In 2010, Hedvig Turai, Allan Siegel and I put together an overview of diverse aspects of the Hungarian art scene. What gave urgency to providing an update so soon is that within just a few years, the cultural landscape has undergone significant change. Fidesz, the conservative right-wing party, has been in power for three years now in Hungary, gradually transforming the country into an isolationist, ethno-nationalist, authoritarian state not unlike Russia.
Concerning the post-Cold War world, Jürgen Habermas’s notion of a “post-national constellation” seems to be an outcome of wishful thinking, since despite the recurring prognosis of the death of nations and nationalism in our globalized world, the oppressors have returned with a vengeance and with updated, invigorated methods. Thus, the problems of nationalism and ethnic conflicts are not gone–as was expected with the end of the bloody Balkan wars–they just appear in different forms, or rather they have many faces and do not come in a one-size-fits-all format. Nationalism cannot be located exclusively in the post-socialist countries. It is also apparent in Europe’s modern democratic welfare countries, such as France, Denmark and Finland, and even appears in the most multicultural and open-minded countries, such as the Netherlands. One could say that today the specter of nationalism is haunting Europe. The trajectory and scale might be very different, but the imminent danger of its aim is to restage societies along idealized, homogenous conceptions of the nation as a means to cope with the fear and insecurity of global financial capitalism. Nationalism thrives towards hegemony and, thus, aims to control all fields of society, including culture and art. As Marita Muukkonen puts it “a hegemony is always characterized by the need to keep the codes’ exclusive translation to itself, to restrict all interpretation to a single meaning, if necessary by force (all totalitarianism, all fundamentalism), thus effectively, and violently, putting a stop to communication.”
Our case study of Hungary, presented via a series of podcast interviews with various cultural players, can be regarded as a close examination of the process of aggressive invasion of the nation-state into the field of culture and art in a country on the extreme pole of post-socialist nationalisms. Since 2010, Fidesz (which holds a two-thirds majority in Parliament) has authoritatively transformed the social, economic and cultural fields, assuring state control over all segments of society through changes in the legislative system, centralizing institutional structures, replacing professional officials with party commissars and, at the same time, eliminating democratic accountability and participation. Following different segments of society — the media, education, health care, and social welfare — the invasion has recently reached culture, including the film industry, theater, cultural heritage and the visual arts. Since the complete survey of the cultural field is beyond our scope, this introduction and the following podcasts focus exclusively on the visual arts, their institutional changes and stakeholders.

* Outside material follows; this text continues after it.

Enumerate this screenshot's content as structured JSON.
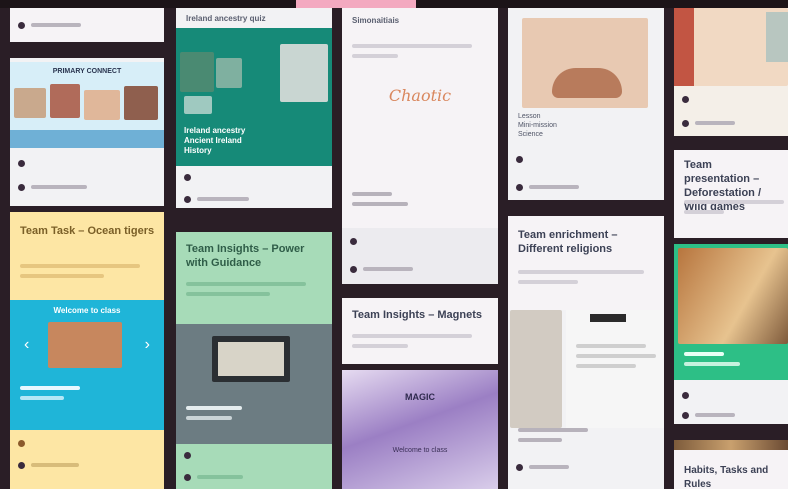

I will sketch out the recent condition of culture and cultural policymaking, providing a framework and background to the podcasts, the references to which will be woven into the text. Giving voice to as many active agents of the scene as possible was a conscious decision. Thus, twelve art professionals will speak about the state of Hungarian culture, sharing their knowledge, opinion and personal feelings about different aspects of the issues at hand.